Location of air pollution has little influence on global radiation budget

Photo: S. Fiedler, MPI-M

Air pollution affects the global radiation budget. Where on Earth the pollution occurs, however, plays a minor role. Whether people pollute the air in Europe and the USA, or in East Asia, changes the global radiative forcing little. This is the result of a new study by Stephanie Fiedler, Bjorn Stevens and Thorsten Mauritsen at the Max Planck Institute for Meteorology (MPI-M) on the change of the global radiation budget by anthropogenic aerosol.

The researchers studied two aerosol distributions: today's observational data and values assumed for the 1970s. In both time periods, the global average air pollution was the same, but its distribution was fundamentally different. Previous studies with complex models showed contradictory results for the impact of the shift in air pollution from Europe and the USA to East Asia on the global radiative forcing. In order to better understand the problem, the MPI-M researchers repeatedly carried out climate experiments with the institute's atmosphere model.

The temporal sequences of weather systems in the model experiments, which cover decades, were varied, but the aerosol distributions were exactly repeated each year. "When we run the experiments long enough, our model shows a very small effect of the aerosol shift on the radiative forcing", says lead author Stephanie Fiedler. The researchers conclude from their simulations that contradictory model results on the magnitude of the global radiative forcing of anthropogenic aerosol can also arise solely through the variability of weather systems. Experiments in previous studies were probably too short to derive a reliable estimate of the effect of the spatial shift of air pollution on the global radiative forcing.

The magnitude of the radiative forcing of anthropogenic aerosol due to the interaction with clouds has long been unclear. Hence, complex aerosol models differently represent anthropogenic aerosol effects on clouds. Compared to the experiments with relatively weaker aerosol effects on clouds, the MPI-M scientists found a moderate influence of the aerosol shift on the global radiative forcing of 15 percent in experiments with a substantially stronger effect of the anthropogenic aerosol on clouds. This result suggests that models with a strong aerosol effect on clouds are more sensitive to aerosol shifts. Future studies will have to examine whether this occurs in aerosol models.

Anthropogenic aerosol are man-made fine particles in the atmosphere. They influence the climate by their interaction with solar radiation and their influence on cloud droplets. The extent of such aerosol effects has been the reason for discussions for decades. On the one hand, complex models for representing the propagation and interaction of aerosol in the Earth system come to different results. On the other hand, it is difficult to separate possible aerosol effects from weather developments in observations. As a result, climate researchers have little confidence in current estimates of the radiative forcing of anthropogenic aerosol.
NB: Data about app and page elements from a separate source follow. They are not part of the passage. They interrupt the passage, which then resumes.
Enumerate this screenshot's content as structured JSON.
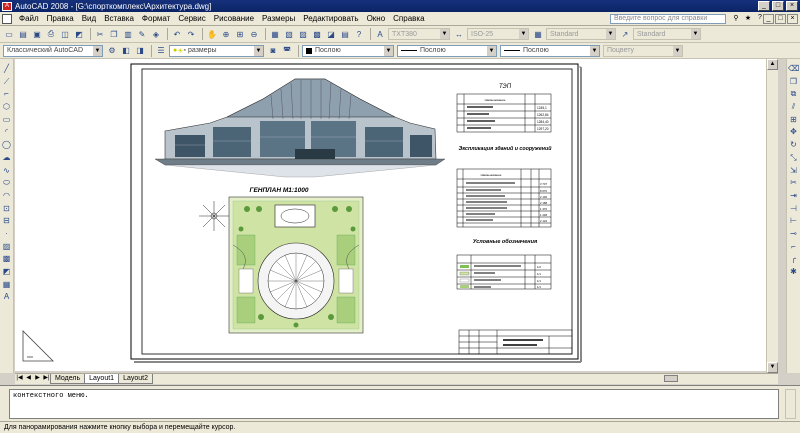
{
  "window": {
    "title": "AutoCAD 2008 - [G:\\спорткомплекс\\Архитектура.dwg]",
    "app_icon": "A",
    "controls": [
      "_",
      "□",
      "×"
    ]
  },
  "menu": {
    "items": [
      "Файл",
      "Правка",
      "Вид",
      "Вставка",
      "Формат",
      "Сервис",
      "Рисование",
      "Размеры",
      "Редактировать",
      "Окно",
      "Справка"
    ],
    "help_placeholder": "Введите вопрос для справки",
    "mdi_controls": [
      "_",
      "□",
      "×"
    ]
  },
  "toolbar1": {
    "text_style": "TXT380",
    "dim_style": "ISO-25",
    "table_style": "Standard",
    "mleader_style": "Standard"
  },
  "toolbar2": {
    "workspace": "Классический AutoCAD",
    "layer": "размеры",
    "color": "Послою",
    "linetype": "Послою",
    "lineweight": "Послою",
    "plotstyle": "Поцвету"
  },
  "drawing": {
    "tep_title": "ТЭП",
    "explication_title": "Экспликация зданий и сооружений",
    "legend_title": "Условные обозначения",
    "genplan_title": "ГЕНПЛАН М1:1000",
    "col_name": "Наименование",
    "tep_values": [
      "1245,1",
      "1262,84",
      "1284,40",
      "1297,20"
    ],
    "expl_values": [
      "3 737",
      "8 670",
      "2 130",
      "2 188",
      "1 370",
      "1 248",
      "2 124"
    ],
    "legend_values": [
      "1/2",
      "1/1",
      "1/1",
      "1/1"
    ]
  },
  "tabs": {
    "nav": [
      "|◀",
      "◀",
      "▶",
      "▶|"
    ],
    "items": [
      "Модель",
      "Layout1",
      "Layout2"
    ],
    "active": "Layout1"
  },
  "command": {
    "history": "контекстного меню."
  },
  "status": {
    "message": "Для панорамирования нажмите кнопку выбора и перемещайте курсор."
  }
}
The work of the MPI-M scientists, and the new method used in their study, improve the understanding of the uncertainties related to radiative forcing in climate models. Since their method will also be used in experiments for the next IPCC assessment report, there is new hope to better understand the effect of anthropogenic aerosol on the Earth's climate.

Original publication:
Fiedler, S., Stevens, B. and Mauritsen, T. (2017), On the sensitivity of anthropogenic aerosol forcing to model-internal variability and parameterizing a Twomey effect. J. Adv. Model. Earth Syst., 9, doi:10.1002/2017MS000932.


Dr Stephanie Fiedler
Max Planck Institute for Meteorology
Phone: +49 40 41173 416
Email: stephanie.fiedler@we dont want spammpimet.mpg.de